Louisville, KY – The Pfizer’s Coronavirus vaccine has arrived and it’s heading to hospitals and other sites that can store it at extremely low temperatures — about 94 degrees below zero. Pfizer is using containers with dry ice and GPS-enabled sensors to ensure each shipment stays colder than the weather in Antarctica. Doses should be delivered to all vaccination sites identified by states, such as local pharmacies, within three weeks, federal officials said. While the vaccine was determined to be safe, regulators in the U.K. are investigating several severe allergic reactions. The FDA’s instructions tell providers not give it to those with a known history of severe allergic reactions to any of its ingredients.
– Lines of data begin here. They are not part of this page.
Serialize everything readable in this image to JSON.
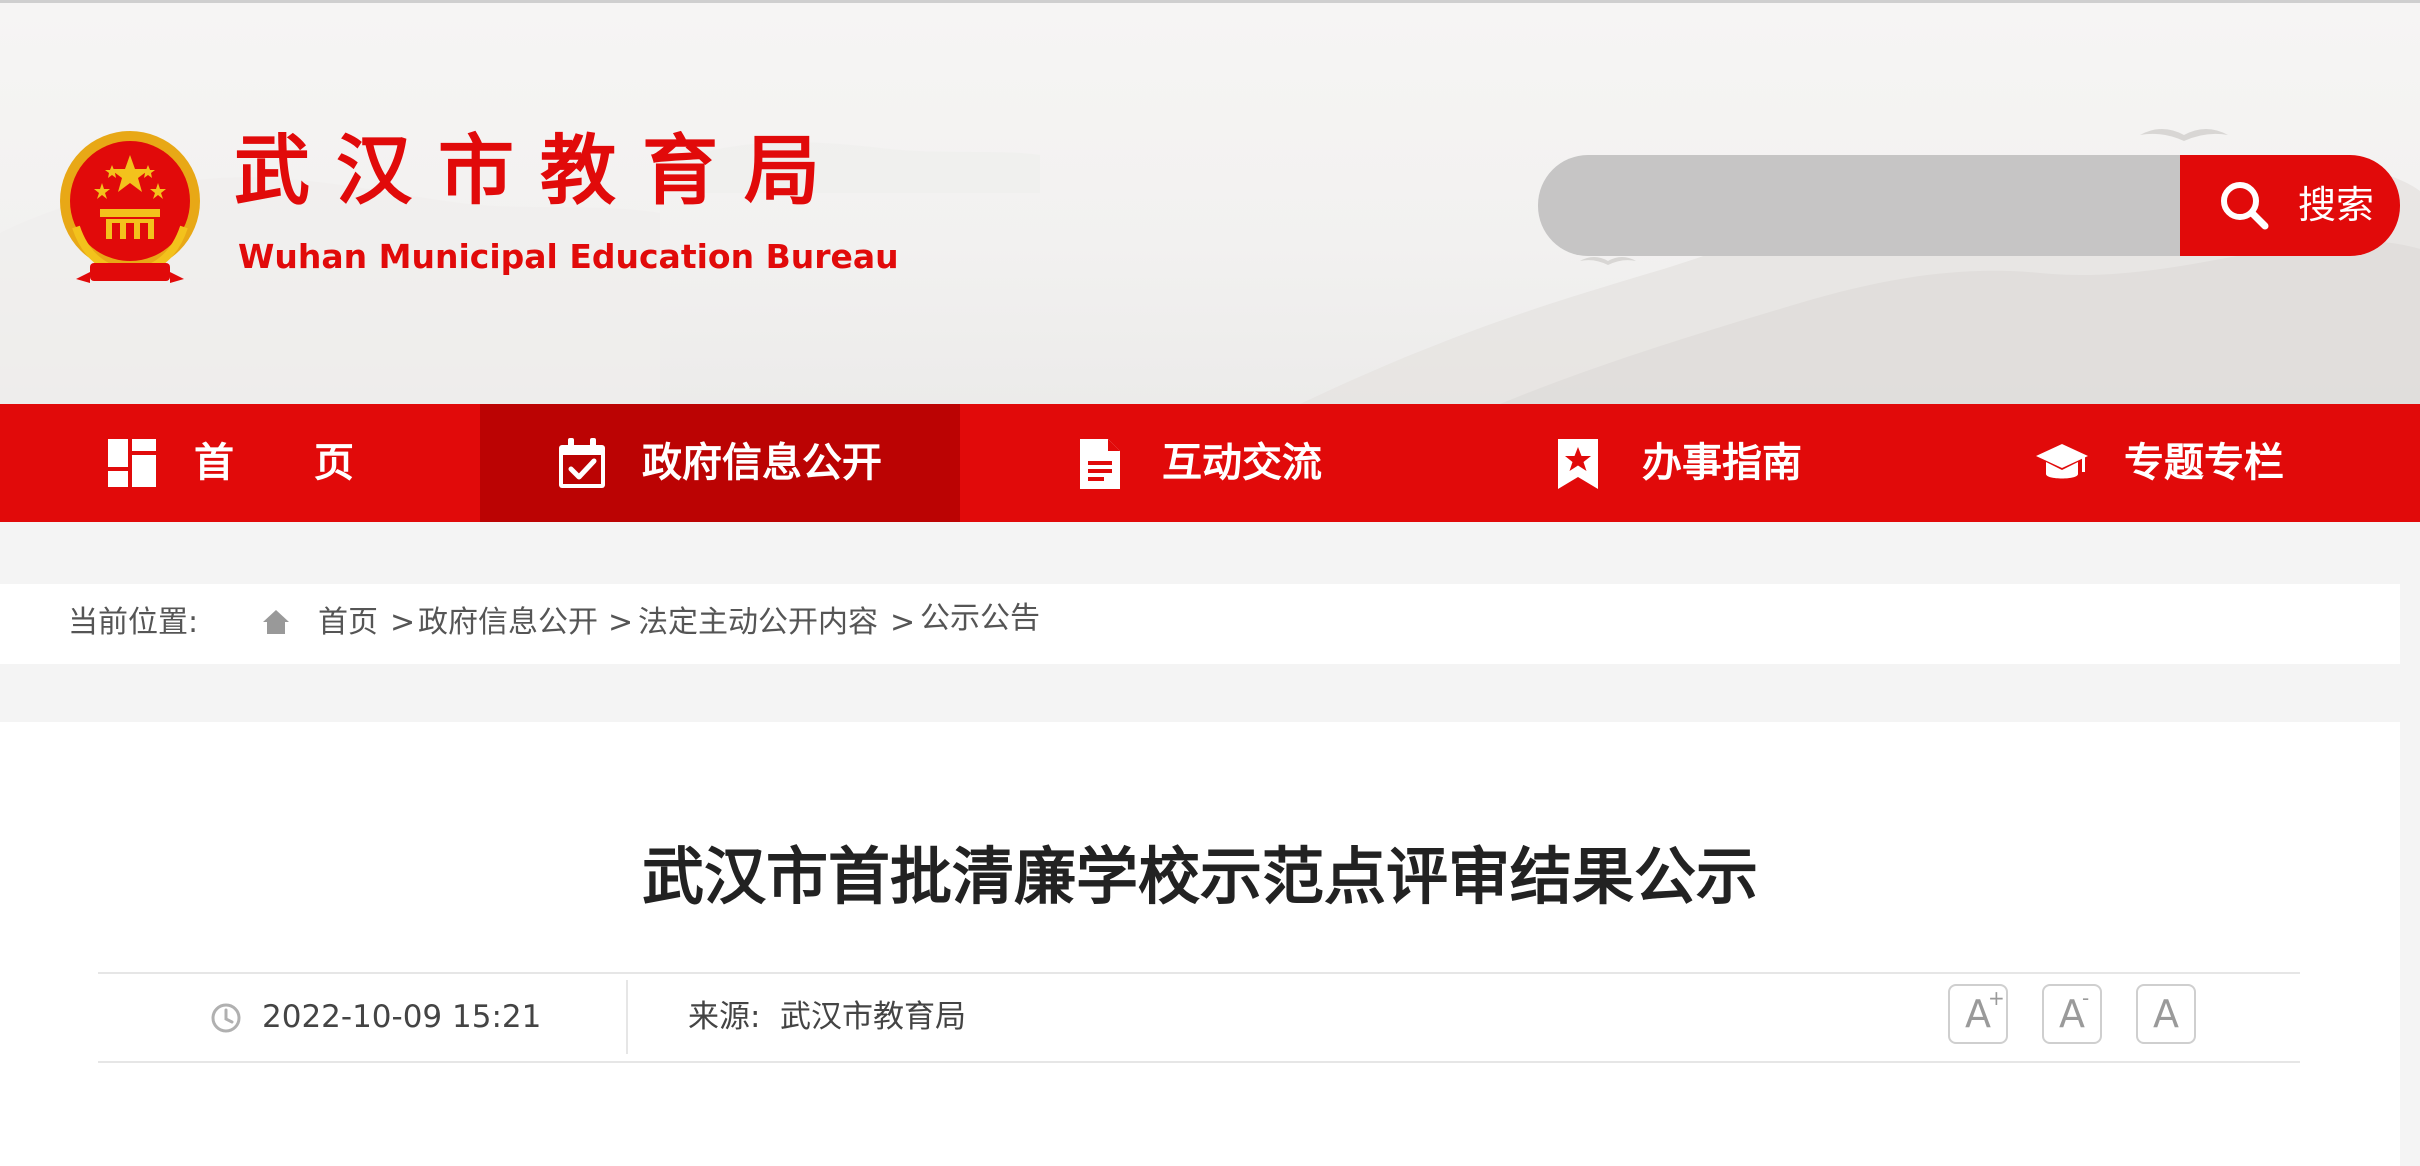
{
  "header": {
    "title": "武汉市教育局",
    "subtitle": "Wuhan Municipal Education Bureau",
    "search_placeholder": "",
    "search_button_label": "搜索"
  },
  "nav": {
    "items": [
      {
        "label": "首　　页",
        "icon": "home-grid-icon",
        "active": false
      },
      {
        "label": "政府信息公开",
        "icon": "calendar-check-icon",
        "active": true
      },
      {
        "label": "互动交流",
        "icon": "document-icon",
        "active": false
      },
      {
        "label": "办事指南",
        "icon": "bookmark-star-icon",
        "active": false
      },
      {
        "label": "专题专栏",
        "icon": "graduation-cap-icon",
        "active": false
      }
    ]
  },
  "breadcrumb": {
    "label": "当前位置:",
    "items": [
      "首页",
      "政府信息公开",
      "法定主动公开内容",
      "公示公告"
    ],
    "separator": ">"
  },
  "article": {
    "title": "武汉市首批清廉学校示范点评审结果公示",
    "date": "2022-10-09 15:21",
    "source_label": "来源:",
    "source": "武汉市教育局",
    "font_size_buttons": [
      {
        "label": "A",
        "mark": "+"
      },
      {
        "label": "A",
        "mark": "-"
      },
      {
        "label": "A",
        "mark": ""
      }
    ]
  },
  "colors": {
    "brand_red": "#e10a0a",
    "nav_active": "#bb0303",
    "search_field": "#c6c5c5",
    "page_background": "#f4f4f4"
  }
}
Shipments of the Pfizer vaccine will set in motion the biggest vaccination effort in American history at a critical juncture of the pandemic that has killed 1.6 million and sickened 71 million worldwide.
Initially, about 3 million doses were expected to be sent out, and the priority is health care workers and nursing home residents as infections, hospitalizations and deaths soar in the U.S. With numbers likely to get worse over the holidays, the vaccine is offering a bright spot in the fight against the pandemic that’s killed nearly 300,000 Americans.
Federal officials say the first shipments of Pfizer’s vaccine will be staggered, arriving in 145 distribution centers Monday, with an additional 425 sites getting shipments Tuesday, and the remaining 66 on Wednesday. The vaccine, co-developed by German partner BioNTech, is being doled out based on each state’s adult population.
UPS CEO Carol Tomé said the company is fully equipped to assist with the crucial chain of distribution.
“Vaccine distribution is a key part of moving our world forward by delivering what matters,” says Carol Tomé, CEO of UPS. “We have dedicated and hardworking people around the world who have been trained to store, handle, transport and deliver vaccines. We’re pleased to support our healthcare partners with smart, efficient logistics for these vaccines that will protect communities and save lives.”
Another vaccine by Moderna will be reviewed by an expert panel this week and soon afterward could be allowed for public use.